In old tanks, fungus can be found in two places: on fish carcasses and rotting food. Physical removal (sucking out or taking it out with a pinsette) of these will solve the problem.
Water can be colored by a number of reasons. Hardscape is the number one reason behind the brown water. Driftwood can release tannins, that will give the water some tint. Dark Iron Wood and Mangrove Roots are premier sources of color - even for longer periods (years). We can often see dark-colored brown waters in the nature, they even serve as natural habitat for certain fish-types that thrive better in waters like these - remember the Amazonas waters? Green Aqua offers certain products - like ADA Black Water, that explicitly have the purpose of producing these conditions.
If you are not happy with this coloring you can improve it with regular and larger water changes but you will need a lot of patience until most of the tannins have been released in the water from your wood. Using larger amounts of Seachem Purigen in your filter will drastically improve the transparency of aquarium water - you will get crystal-clear view within hours. The absorbing capacity of Purigen is limited, so you might have to recycle or change it after some time.
You would be amazed to find out that lower quality aquarium glass (not opti-white glass) can also cause the water look a little brownish. Try to have a highly transparent, clear, opti-white glass aquarium if possible.
In contrary to the smell of older "conventional" fish tanks, the modern Nature Aquarium should not have any smell at all. The crystal-clear water and harmony of living creatures within should create an eco-system that releases no gases. If your Nature Aquarium smells, it is because there is some problem with the system and gases are being released in the air through the water surface.
The traditional "aquarium smell" (marsh smell) is mainly coming from Ammonia gas - formed as a result of organic decomposition. Ammonia, in higher concentrations smells like urine. These smells will indicate general hygiene problems: the gravel is not clean (wrong type of substrate), the filter is not clean, the system is not designed well (you have week filtration), plants are decomposing because of the lack of CO2 and/or nutrients, you do not change your water and clean your aquarium regularly, etc.
If your aquarium smells, you need to clean it thoroughly, clean the filter, make a bigger water change and create conditions under which the nitrifying bacteria can do their job, transform Ammonia into Nitrate.
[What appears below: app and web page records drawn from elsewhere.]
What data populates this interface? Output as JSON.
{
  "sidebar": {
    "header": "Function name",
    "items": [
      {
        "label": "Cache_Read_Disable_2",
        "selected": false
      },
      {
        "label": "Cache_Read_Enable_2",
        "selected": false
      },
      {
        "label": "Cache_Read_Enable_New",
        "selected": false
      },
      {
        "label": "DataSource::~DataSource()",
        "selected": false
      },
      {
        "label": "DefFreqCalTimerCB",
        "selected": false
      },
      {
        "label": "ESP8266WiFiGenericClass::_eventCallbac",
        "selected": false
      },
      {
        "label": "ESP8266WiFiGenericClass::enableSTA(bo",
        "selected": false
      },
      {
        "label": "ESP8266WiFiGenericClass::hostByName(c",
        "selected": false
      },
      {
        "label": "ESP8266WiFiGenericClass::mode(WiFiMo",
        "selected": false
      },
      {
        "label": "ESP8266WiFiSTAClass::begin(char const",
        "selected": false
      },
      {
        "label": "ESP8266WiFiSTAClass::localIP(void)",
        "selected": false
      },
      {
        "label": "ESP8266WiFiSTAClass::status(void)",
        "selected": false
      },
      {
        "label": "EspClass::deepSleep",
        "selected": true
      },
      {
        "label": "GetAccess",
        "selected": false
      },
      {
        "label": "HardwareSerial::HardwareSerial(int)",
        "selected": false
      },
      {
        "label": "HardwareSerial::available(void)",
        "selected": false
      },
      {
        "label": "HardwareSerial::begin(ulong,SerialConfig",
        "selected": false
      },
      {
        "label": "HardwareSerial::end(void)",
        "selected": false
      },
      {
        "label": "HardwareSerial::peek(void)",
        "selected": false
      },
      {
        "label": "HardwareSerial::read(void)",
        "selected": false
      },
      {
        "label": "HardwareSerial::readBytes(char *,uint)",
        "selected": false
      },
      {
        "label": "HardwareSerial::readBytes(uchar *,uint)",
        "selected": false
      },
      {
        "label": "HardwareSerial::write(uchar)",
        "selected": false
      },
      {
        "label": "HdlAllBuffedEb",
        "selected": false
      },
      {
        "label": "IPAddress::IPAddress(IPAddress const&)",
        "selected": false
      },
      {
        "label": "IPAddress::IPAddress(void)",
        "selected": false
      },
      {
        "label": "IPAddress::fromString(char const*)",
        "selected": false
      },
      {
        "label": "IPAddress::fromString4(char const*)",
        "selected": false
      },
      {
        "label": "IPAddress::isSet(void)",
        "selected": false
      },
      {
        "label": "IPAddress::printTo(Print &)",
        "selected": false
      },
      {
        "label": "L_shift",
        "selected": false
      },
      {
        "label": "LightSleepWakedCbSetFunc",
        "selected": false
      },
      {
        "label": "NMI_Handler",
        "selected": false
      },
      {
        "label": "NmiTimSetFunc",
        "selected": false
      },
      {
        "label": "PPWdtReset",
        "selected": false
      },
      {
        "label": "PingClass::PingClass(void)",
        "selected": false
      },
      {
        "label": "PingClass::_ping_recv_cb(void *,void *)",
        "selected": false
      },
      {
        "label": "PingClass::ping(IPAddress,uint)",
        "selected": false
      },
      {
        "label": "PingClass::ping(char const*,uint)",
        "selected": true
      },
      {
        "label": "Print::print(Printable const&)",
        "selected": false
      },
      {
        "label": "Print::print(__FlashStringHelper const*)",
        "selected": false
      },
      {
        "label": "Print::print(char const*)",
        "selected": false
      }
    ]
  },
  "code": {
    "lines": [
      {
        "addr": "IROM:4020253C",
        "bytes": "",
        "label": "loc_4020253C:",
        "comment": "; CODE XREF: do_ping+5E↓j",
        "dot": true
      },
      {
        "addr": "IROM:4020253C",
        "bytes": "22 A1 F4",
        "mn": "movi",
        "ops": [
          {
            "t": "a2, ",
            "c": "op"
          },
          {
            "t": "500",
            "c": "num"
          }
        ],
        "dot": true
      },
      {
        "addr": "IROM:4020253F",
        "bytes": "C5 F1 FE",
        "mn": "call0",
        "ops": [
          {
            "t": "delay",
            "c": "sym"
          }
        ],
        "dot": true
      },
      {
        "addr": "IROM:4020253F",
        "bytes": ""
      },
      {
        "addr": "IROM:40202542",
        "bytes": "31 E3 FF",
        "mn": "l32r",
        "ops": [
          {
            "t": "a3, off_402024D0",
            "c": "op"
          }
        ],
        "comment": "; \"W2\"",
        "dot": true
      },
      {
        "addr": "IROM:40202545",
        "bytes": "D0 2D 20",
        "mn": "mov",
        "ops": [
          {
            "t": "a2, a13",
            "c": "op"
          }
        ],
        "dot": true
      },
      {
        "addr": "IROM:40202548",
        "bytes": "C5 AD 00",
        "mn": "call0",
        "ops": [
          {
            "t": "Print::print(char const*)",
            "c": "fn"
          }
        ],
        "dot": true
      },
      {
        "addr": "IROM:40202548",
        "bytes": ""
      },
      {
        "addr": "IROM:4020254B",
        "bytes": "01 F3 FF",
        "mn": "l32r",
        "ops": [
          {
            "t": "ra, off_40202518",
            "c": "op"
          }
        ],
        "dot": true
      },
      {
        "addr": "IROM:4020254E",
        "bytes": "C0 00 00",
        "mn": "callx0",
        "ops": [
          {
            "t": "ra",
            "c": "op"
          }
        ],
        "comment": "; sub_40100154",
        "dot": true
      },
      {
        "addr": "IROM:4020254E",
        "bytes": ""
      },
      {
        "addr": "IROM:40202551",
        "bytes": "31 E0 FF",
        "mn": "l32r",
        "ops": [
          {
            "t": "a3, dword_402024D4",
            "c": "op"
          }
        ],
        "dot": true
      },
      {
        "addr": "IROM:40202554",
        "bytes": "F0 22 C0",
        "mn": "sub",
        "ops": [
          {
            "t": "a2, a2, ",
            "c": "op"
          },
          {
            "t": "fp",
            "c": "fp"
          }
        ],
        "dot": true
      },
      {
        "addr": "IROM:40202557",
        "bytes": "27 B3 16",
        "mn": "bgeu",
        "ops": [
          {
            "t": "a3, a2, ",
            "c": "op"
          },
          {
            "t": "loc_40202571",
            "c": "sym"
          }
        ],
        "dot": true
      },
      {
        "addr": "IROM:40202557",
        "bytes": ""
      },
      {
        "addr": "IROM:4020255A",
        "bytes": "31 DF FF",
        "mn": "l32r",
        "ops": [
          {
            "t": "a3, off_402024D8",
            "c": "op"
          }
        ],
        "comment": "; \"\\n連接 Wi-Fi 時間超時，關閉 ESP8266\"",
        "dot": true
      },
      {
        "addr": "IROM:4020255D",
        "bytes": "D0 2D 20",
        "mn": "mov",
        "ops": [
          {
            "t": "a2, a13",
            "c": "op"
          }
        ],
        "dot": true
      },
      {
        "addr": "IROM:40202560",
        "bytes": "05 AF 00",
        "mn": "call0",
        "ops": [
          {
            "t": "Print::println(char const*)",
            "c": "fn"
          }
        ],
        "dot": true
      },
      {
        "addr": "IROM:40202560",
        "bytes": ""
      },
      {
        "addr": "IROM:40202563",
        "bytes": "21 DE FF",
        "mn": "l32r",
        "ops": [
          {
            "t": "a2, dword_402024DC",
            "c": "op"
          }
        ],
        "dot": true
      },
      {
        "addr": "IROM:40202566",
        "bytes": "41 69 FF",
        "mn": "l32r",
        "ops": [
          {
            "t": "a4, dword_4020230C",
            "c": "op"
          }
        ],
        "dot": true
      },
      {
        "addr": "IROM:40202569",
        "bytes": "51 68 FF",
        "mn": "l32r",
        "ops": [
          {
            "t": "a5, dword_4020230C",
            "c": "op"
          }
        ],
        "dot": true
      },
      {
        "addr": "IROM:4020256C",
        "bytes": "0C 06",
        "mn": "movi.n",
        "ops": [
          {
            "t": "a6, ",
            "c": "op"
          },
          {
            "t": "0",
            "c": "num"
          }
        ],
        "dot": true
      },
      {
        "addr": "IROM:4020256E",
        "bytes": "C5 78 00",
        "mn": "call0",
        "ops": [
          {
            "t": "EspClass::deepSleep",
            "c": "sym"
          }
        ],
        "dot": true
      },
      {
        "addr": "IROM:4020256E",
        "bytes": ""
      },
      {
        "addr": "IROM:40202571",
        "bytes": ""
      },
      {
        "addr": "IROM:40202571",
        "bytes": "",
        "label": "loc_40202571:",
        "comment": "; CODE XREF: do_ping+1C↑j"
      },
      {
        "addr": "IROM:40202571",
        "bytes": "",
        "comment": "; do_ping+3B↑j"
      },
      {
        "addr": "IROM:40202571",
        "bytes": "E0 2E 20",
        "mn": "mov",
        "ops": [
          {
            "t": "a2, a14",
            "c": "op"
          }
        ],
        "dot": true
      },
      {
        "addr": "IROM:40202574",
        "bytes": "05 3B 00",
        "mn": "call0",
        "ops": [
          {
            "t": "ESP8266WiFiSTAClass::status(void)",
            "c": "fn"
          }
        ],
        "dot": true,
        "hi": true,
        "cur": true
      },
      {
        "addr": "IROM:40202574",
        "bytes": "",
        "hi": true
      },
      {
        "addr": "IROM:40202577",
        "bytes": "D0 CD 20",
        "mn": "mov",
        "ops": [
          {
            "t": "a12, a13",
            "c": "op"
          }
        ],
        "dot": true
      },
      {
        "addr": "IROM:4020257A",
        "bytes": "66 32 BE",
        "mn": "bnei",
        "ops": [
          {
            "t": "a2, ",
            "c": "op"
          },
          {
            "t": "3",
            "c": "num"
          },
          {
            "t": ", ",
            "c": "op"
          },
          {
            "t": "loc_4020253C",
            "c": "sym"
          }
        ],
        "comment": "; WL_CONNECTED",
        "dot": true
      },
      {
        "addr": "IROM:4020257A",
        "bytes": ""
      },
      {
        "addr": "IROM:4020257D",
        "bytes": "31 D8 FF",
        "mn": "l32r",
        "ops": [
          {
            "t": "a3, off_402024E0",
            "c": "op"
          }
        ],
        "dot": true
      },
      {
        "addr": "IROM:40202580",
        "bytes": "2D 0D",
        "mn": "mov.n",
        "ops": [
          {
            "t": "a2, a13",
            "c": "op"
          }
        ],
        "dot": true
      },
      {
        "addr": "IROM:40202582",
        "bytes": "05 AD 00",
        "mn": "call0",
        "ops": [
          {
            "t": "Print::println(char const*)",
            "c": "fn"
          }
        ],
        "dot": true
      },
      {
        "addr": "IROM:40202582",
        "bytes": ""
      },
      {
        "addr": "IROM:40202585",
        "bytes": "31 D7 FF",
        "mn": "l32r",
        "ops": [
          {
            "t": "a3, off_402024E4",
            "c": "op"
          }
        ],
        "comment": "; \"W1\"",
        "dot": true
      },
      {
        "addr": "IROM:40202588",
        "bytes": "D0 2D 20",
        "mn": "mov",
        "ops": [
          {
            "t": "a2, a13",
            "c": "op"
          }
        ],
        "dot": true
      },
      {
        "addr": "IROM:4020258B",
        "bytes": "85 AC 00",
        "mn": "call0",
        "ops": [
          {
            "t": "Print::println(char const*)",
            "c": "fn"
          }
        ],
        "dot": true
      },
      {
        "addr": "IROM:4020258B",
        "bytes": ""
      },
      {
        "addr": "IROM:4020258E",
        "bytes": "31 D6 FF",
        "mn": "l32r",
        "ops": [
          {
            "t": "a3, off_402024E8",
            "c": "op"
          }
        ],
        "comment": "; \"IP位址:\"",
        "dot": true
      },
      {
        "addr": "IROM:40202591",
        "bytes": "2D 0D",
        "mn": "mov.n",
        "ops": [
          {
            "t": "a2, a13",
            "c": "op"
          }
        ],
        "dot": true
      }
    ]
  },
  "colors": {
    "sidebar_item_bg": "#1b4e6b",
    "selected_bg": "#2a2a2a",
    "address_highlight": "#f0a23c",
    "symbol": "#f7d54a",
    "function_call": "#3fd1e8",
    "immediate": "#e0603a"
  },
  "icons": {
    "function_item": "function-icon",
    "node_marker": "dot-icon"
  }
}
If there is irreversible rotting in the substrate you might even have to take your aquarium apart and start over with a new ecosystem, replacing the substrate.
If the water cloudiness is caused by bacteria, adding more filtering bacteria will not help the issue. Also, stronger filtration or frequent water changes will most likely proove useless. You could try to use Seachem Clairy. If the problem comes back, you might want to add some Activated Carbon to the filter media. If that will not solve it, you'll have to intall a UV filter.
The foamy water surface is a type of Surface Scum (discussed above). The protein layer on the top of your water is filled with bacteria and this forms a "cap" on your aquarium not letting the gasses to escape - so they will accumulate under this layer and form bubbles, producing a foam at the end. Please refer to the Surface Scum description for further details.
I remember the first shockingly beautiful aquariums I came across at the time were all built with rocks. With low foreground plants, they gave a view that